When people ask me what I do for a living, I tell them I am the Communications Officer for Women’s Health Research at Yale.
But it’s not that simple.
Because WHRY is unique, it is not easy to summarize all that the center does in a sentence or two. The name itself offers an accurate description, but not the entire story.
So what exactly is Women’s Health Research at Yale? It is a self-supporting center within Yale School of Medicine that for 20 years has been changing the landscape of medical research and practice by ensuring the study of women and examining health differences between women and men to improve the lives of everyone.
But even that not-so-brief description can lead to a lot of questions among people unfamiliar with our work.
Why, for example, does the landscape of medical research and practice need changing?
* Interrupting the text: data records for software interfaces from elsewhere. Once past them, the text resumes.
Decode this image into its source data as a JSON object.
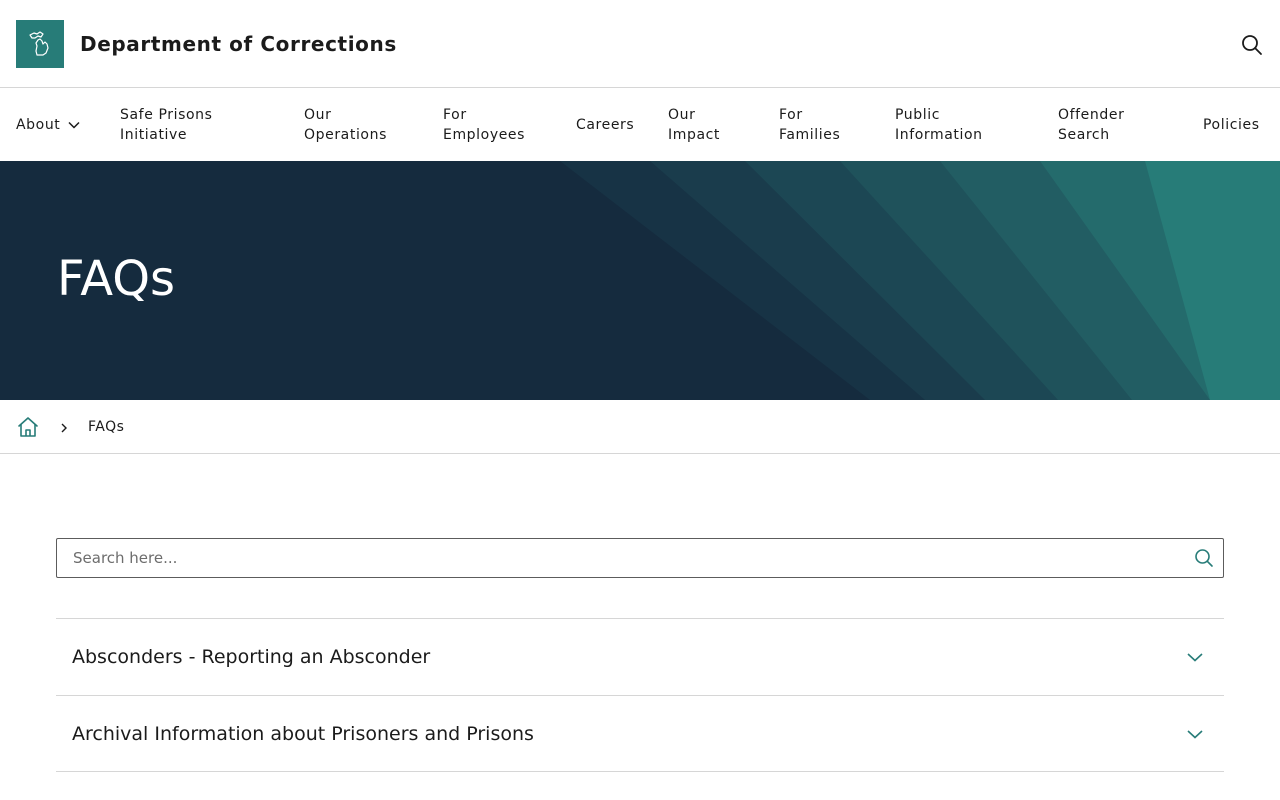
{
  "header": {
    "title": "Department of Corrections",
    "logo_icon": "michigan-state-icon",
    "search_icon": "search-icon"
  },
  "nav": {
    "items": [
      {
        "label": "About",
        "has_dropdown": true
      },
      {
        "label_line1": "Safe Prisons",
        "label_line2": "Initiative"
      },
      {
        "label_line1": "Our",
        "label_line2": "Operations"
      },
      {
        "label_line1": "For",
        "label_line2": "Employees"
      },
      {
        "label": "Careers"
      },
      {
        "label_line1": "Our",
        "label_line2": "Impact"
      },
      {
        "label_line1": "For",
        "label_line2": "Families"
      },
      {
        "label_line1": "Public",
        "label_line2": "Information"
      },
      {
        "label_line1": "Offender",
        "label_line2": "Search"
      },
      {
        "label": "Policies"
      }
    ]
  },
  "hero": {
    "title": "FAQs"
  },
  "breadcrumb": {
    "home_icon": "home-icon",
    "current": "FAQs"
  },
  "faq_search": {
    "placeholder": "Search here...",
    "value": ""
  },
  "faq_items": [
    {
      "title": "Absconders - Reporting an Absconder"
    },
    {
      "title": "Archival Information about Prisoners and Prisons"
    }
  ],
  "colors": {
    "brand_teal": "#277c78",
    "hero_navy": "#152b3e",
    "text": "#1b1b1b"
  }
}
Most people are not aware that it wasn’t until the mid-1990s that women were required to be included as participants in clinical trials seeking grants from the National Institutes of Health, the world’s single largest funder of biomedical research. And most people are not aware that it wasn’t until 2016 that the NIH began to require the use of female animals, tissues, and cells in laboratory studies that form the necessary basis for later human trials.
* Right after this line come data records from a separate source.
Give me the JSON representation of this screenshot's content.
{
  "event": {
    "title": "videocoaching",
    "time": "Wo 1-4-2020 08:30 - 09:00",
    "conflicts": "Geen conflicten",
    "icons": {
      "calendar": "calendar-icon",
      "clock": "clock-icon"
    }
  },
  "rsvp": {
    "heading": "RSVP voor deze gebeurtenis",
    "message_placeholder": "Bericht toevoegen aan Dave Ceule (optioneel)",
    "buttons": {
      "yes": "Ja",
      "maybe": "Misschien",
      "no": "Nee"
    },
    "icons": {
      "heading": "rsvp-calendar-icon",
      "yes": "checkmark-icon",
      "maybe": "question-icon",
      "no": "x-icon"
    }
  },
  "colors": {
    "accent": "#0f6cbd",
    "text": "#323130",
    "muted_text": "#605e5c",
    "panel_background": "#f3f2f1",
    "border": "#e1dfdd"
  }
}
In addition, people might wonder why a center at Yale needs to ensure that researchers examine health differences between sexes and genders. One reason is that even when females are included as research subjects in adequate numbers, the data are not always analyzed by sex or gender to determine if any significant differences exist. This leaves us in the dark about any potential divergences in the prevalence, development, and treatment of diseases and conditions.
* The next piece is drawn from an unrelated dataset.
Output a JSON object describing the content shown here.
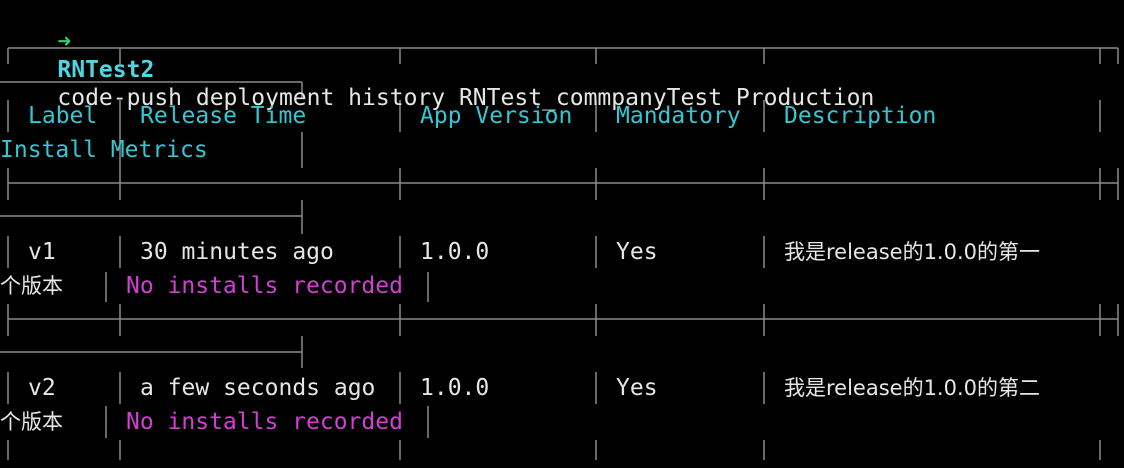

So, Women’s Health Research at Yale most definitely benefits women, for whom a gap in health knowledge had grown for decades and whose specific health needs continue to require attention. But WHRY’s additional focus on sex and gender differences also allows men to benefit by illuminating aspects of men’s health that might otherwise get muddled in an unexamined mix of sex and gender data.
And Women’s Health Research at Yale does more than conduct research through our trailblazing Pilot Project Program and interdisciplinary research partnerships. The center also communicates the latest findings to the public to better inform health decisions and lead to better outcomes. Furthermore, we train the next generation of women’s health researchers and clinicians to carry on and spread this important work — both through hands-on mentorship and efforts to integrate sex and gender into medical school curriculums so that physicians and scientists investigate and account for important sex and gender differences.
Finally, it’s important to note that the Y in WHRY stands for Yale, a global institution of higher learning, innovation, and leadership that inspires the minds that inspire the world. WHRY has tremendous resources at our disposal to leverage the generous contributions our supporters make and achieve the greatest possible practical results to improve and even save lives.
In summary, when people ask me what I do, it’s never a short conversation. But it’s an important one. And one I’m eager to have with anyone interested in changing medical research and practice so we can better care for everyone.